• [INSTRUCTIONS TO FOLLOW] Among the records below, find each line that includes the string "history" and copy it.

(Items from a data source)
⟨
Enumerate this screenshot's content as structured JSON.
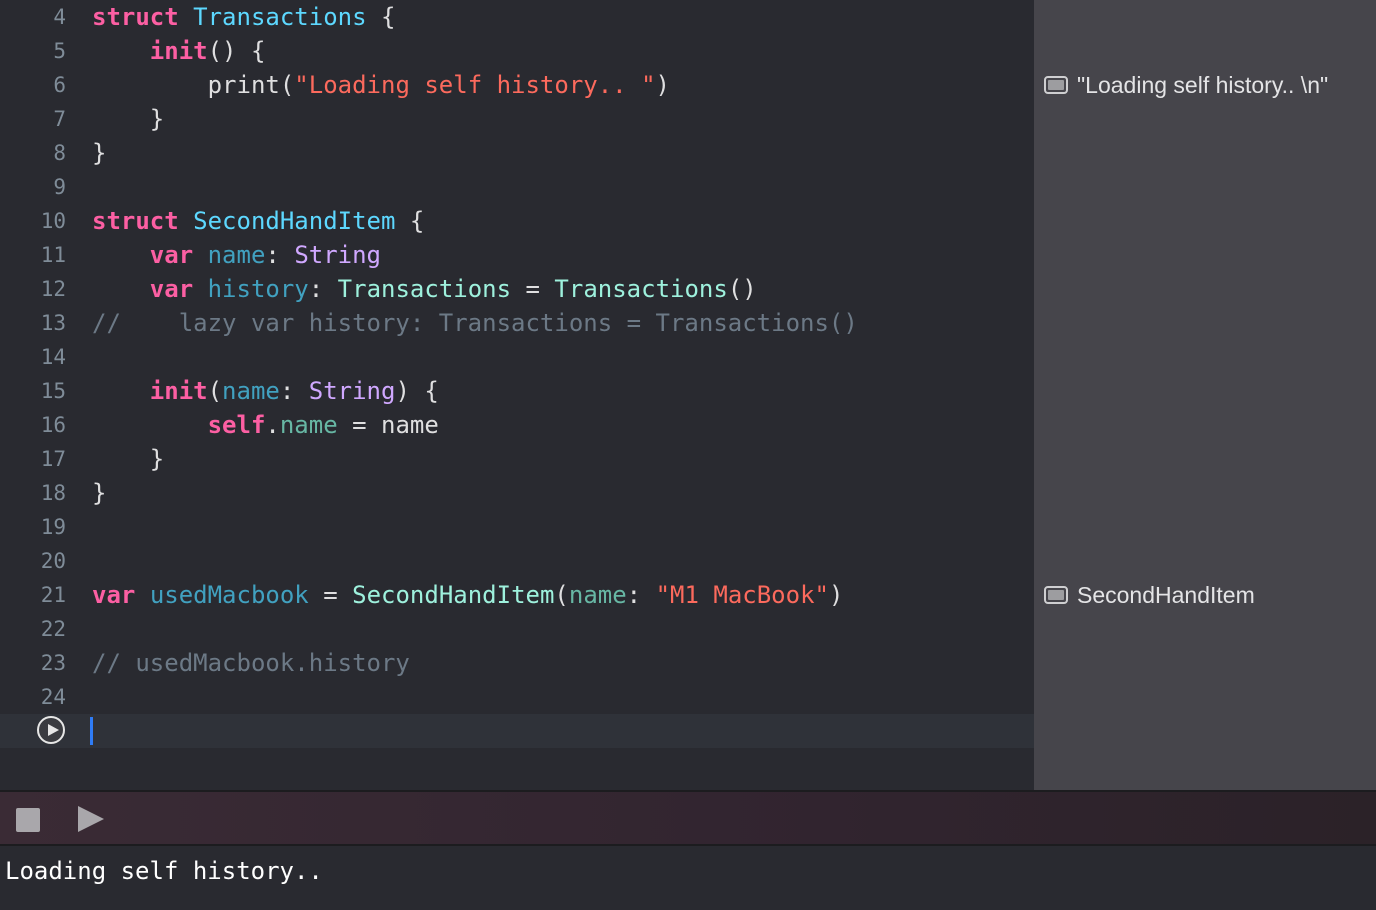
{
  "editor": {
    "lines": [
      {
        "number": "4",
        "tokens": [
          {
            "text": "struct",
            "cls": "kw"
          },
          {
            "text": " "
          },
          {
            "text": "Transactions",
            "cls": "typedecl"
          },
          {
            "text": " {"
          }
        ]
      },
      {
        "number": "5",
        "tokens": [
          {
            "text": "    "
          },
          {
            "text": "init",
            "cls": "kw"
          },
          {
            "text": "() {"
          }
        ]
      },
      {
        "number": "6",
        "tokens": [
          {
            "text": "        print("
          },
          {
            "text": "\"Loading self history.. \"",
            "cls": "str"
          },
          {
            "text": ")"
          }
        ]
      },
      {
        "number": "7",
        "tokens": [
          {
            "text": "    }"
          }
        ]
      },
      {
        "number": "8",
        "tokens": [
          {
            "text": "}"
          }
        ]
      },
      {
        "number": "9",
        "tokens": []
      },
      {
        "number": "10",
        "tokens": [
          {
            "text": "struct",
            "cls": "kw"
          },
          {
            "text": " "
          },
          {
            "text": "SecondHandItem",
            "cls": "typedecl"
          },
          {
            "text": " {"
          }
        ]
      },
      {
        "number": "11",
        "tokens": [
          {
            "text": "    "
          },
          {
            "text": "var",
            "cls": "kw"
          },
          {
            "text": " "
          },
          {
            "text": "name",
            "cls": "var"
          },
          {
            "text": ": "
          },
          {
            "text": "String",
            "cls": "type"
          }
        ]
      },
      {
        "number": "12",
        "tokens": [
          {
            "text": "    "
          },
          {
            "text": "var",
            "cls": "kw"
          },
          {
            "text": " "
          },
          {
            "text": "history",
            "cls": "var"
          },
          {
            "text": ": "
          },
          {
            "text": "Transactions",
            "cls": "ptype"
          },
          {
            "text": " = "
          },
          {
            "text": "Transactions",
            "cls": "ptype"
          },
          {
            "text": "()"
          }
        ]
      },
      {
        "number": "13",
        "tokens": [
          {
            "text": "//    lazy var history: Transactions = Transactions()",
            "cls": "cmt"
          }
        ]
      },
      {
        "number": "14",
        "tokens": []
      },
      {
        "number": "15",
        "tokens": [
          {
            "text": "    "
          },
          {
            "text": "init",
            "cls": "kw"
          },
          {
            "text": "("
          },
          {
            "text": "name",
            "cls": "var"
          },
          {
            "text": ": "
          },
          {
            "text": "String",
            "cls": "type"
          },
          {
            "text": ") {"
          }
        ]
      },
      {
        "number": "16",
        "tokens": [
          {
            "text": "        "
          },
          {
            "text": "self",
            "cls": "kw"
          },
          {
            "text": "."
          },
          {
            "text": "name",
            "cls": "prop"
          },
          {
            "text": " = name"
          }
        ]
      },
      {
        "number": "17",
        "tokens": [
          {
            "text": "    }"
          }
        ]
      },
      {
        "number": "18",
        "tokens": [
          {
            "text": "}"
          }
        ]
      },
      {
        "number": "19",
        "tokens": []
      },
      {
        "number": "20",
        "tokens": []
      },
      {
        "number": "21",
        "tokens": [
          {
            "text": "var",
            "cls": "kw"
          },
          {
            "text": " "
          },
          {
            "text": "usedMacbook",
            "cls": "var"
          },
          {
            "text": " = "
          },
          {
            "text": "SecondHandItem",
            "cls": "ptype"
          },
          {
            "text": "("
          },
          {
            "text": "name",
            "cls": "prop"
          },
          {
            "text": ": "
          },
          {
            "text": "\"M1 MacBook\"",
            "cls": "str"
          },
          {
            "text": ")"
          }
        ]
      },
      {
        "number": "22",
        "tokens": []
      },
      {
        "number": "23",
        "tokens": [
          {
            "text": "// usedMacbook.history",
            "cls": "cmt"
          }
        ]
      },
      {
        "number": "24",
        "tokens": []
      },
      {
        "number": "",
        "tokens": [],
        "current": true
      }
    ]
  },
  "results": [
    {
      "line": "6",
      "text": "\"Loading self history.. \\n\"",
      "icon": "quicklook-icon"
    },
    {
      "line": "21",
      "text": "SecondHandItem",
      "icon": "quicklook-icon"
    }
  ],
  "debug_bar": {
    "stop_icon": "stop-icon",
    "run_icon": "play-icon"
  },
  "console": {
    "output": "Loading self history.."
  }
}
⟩
• [PROBLEM SOLUTION]
            "text": "\"Loading self history.. \"",
            "text": "history",
            "text": "//    lazy var history: Transactions = Transactions()",
            "text": "// usedMacbook.history",
      "text": "\"Loading self history.. \\n\"",
    "output": "Loading self history.."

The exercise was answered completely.